Interface dataset entries
======
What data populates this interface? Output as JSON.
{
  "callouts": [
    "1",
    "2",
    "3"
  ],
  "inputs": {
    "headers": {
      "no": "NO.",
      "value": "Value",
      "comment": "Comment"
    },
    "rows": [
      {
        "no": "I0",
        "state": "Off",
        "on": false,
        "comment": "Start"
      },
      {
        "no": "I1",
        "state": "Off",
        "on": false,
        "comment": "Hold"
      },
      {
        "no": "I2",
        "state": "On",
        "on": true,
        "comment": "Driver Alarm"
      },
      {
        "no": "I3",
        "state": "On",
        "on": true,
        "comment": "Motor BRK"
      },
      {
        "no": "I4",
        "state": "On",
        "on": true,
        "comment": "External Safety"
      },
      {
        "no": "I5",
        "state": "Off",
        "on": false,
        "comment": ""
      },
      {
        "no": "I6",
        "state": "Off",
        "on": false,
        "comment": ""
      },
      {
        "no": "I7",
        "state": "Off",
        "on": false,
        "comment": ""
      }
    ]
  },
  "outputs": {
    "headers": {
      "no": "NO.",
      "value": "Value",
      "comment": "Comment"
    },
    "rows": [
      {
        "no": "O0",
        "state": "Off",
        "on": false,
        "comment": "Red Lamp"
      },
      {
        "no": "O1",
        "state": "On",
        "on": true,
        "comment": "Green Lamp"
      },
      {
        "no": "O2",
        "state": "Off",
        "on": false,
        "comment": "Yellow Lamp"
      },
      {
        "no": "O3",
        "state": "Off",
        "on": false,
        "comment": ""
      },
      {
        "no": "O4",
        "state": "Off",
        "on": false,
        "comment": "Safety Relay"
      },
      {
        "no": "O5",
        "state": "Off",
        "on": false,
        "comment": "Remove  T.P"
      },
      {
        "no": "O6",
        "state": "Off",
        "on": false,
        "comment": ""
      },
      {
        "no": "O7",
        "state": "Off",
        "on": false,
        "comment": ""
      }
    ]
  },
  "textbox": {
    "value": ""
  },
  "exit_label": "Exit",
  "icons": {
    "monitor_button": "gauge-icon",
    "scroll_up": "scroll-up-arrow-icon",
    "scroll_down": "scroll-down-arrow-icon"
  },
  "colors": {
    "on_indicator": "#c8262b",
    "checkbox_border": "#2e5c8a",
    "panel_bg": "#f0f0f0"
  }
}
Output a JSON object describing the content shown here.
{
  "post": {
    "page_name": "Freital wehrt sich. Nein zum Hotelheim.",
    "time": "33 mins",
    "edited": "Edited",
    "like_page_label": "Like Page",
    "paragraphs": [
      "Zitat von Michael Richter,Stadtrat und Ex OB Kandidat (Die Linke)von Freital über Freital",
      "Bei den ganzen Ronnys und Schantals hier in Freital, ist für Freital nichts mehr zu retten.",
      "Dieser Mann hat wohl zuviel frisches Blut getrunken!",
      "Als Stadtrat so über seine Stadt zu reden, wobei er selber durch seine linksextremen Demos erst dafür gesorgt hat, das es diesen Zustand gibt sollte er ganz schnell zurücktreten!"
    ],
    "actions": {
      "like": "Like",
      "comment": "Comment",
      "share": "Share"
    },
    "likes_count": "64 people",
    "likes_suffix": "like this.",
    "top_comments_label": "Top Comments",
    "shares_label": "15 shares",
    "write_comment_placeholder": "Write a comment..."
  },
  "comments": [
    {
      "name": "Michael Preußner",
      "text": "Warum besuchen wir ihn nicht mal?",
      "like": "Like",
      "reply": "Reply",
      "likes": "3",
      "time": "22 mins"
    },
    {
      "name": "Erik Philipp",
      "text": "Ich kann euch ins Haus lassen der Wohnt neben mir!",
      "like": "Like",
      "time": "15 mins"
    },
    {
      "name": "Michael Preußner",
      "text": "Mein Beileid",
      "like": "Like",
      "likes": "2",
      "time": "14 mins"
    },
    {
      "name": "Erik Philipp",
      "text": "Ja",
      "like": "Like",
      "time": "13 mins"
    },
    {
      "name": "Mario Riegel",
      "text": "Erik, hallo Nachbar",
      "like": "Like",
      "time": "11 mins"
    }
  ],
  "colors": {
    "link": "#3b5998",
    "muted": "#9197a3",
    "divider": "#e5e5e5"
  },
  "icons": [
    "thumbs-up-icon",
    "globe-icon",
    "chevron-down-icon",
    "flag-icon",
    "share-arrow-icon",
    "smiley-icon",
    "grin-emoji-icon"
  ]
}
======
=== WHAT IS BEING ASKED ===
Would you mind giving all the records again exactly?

=== ANSWER AREA ===
What data populates this interface? Output as JSON.
{
  "callouts": [
    "1",
    "2",
    "3"
  ],
  "inputs": {
    "headers": {
      "no": "NO.",
      "value": "Value",
      "comment": "Comment"
    },
    "rows": [
      {
        "no": "I0",
        "state": "Off",
        "on": false,
        "comment": "Start"
      },
      {
        "no": "I1",
        "state": "Off",
        "on": false,
        "comment": "Hold"
      },
      {
        "no": "I2",
        "state": "On",
        "on": true,
        "comment": "Driver Alarm"
      },
      {
        "no": "I3",
        "state": "On",
        "on": true,
        "comment": "Motor BRK"
      },
      {
        "no": "I4",
        "state": "On",
        "on": true,
        "comment": "External Safety"
      },
      {
        "no": "I5",
        "state": "Off",
        "on": false,
        "comment": ""
      },
      {
        "no": "I6",
        "state": "Off",
        "on": false,
        "comment": ""
      },
      {
        "no": "I7",
        "state": "Off",
        "on": false,
        "comment": ""
      }
    ]
  },
  "outputs": {
    "headers": {
      "no": "NO.",
      "value": "Value",
      "comment": "Comment"
    },
    "rows": [
      {
        "no": "O0",
        "state": "Off",
        "on": false,
        "comment": "Red Lamp"
      },
      {
        "no": "O1",
        "state": "On",
        "on": true,
        "comment": "Green Lamp"
      },
      {
        "no": "O2",
        "state": "Off",
        "on": false,
        "comment": "Yellow Lamp"
      },
      {
        "no": "O3",
        "state": "Off",
        "on": false,
        "comment": ""
      },
      {
        "no": "O4",
        "state": "Off",
        "on": false,
        "comment": "Safety Relay"
      },
      {
        "no": "O5",
        "state": "Off",
        "on": false,
        "comment": "Remove  T.P"
      },
      {
        "no": "O6",
        "state": "Off",
        "on": false,
        "comment": ""
      },
      {
        "no": "O7",
        "state": "Off",
        "on": false,
        "comment": ""
      }
    ]
  },
  "textbox": {
    "value": ""
  },
  "exit_label": "Exit",
  "icons": {
    "monitor_button": "gauge-icon",
    "scroll_up": "scroll-up-arrow-icon",
    "scroll_down": "scroll-down-arrow-icon"
  },
  "colors": {
    "on_indicator": "#c8262b",
    "checkbox_border": "#2e5c8a",
    "panel_bg": "#f0f0f0"
  }
}
Output a JSON object describing the content shown here.
{
  "post": {
    "page_name": "Freital wehrt sich. Nein zum Hotelheim.",
    "time": "33 mins",
    "edited": "Edited",
    "like_page_label": "Like Page",
    "paragraphs": [
      "Zitat von Michael Richter,Stadtrat und Ex OB Kandidat (Die Linke)von Freital über Freital",
      "Bei den ganzen Ronnys und Schantals hier in Freital, ist für Freital nichts mehr zu retten.",
      "Dieser Mann hat wohl zuviel frisches Blut getrunken!",
      "Als Stadtrat so über seine Stadt zu reden, wobei er selber durch seine linksextremen Demos erst dafür gesorgt hat, das es diesen Zustand gibt sollte er ganz schnell zurücktreten!"
    ],
    "actions": {
      "like": "Like",
      "comment": "Comment",
      "share": "Share"
    },
    "likes_count": "64 people",
    "likes_suffix": "like this.",
    "top_comments_label": "Top Comments",
    "shares_label": "15 shares",
    "write_comment_placeholder": "Write a comment..."
  },
  "comments": [
    {
      "name": "Michael Preußner",
      "text": "Warum besuchen wir ihn nicht mal?",
      "like": "Like",
      "reply": "Reply",
      "likes": "3",
      "time": "22 mins"
    },
    {
      "name": "Erik Philipp",
      "text": "Ich kann euch ins Haus lassen der Wohnt neben mir!",
      "like": "Like",
      "time": "15 mins"
    },
    {
      "name": "Michael Preußner",
      "text": "Mein Beileid",
      "like": "Like",
      "likes": "2",
      "time": "14 mins"
    },
    {
      "name": "Erik Philipp",
      "text": "Ja",
      "like": "Like",
      "time": "13 mins"
    },
    {
      "name": "Mario Riegel",
      "text": "Erik, hallo Nachbar",
      "like": "Like",
      "time": "11 mins"
    }
  ],
  "colors": {
    "link": "#3b5998",
    "muted": "#9197a3",
    "divider": "#e5e5e5"
  },
  "icons": [
    "thumbs-up-icon",
    "globe-icon",
    "chevron-down-icon",
    "flag-icon",
    "share-arrow-icon",
    "smiley-icon",
    "grin-emoji-icon"
  ]
}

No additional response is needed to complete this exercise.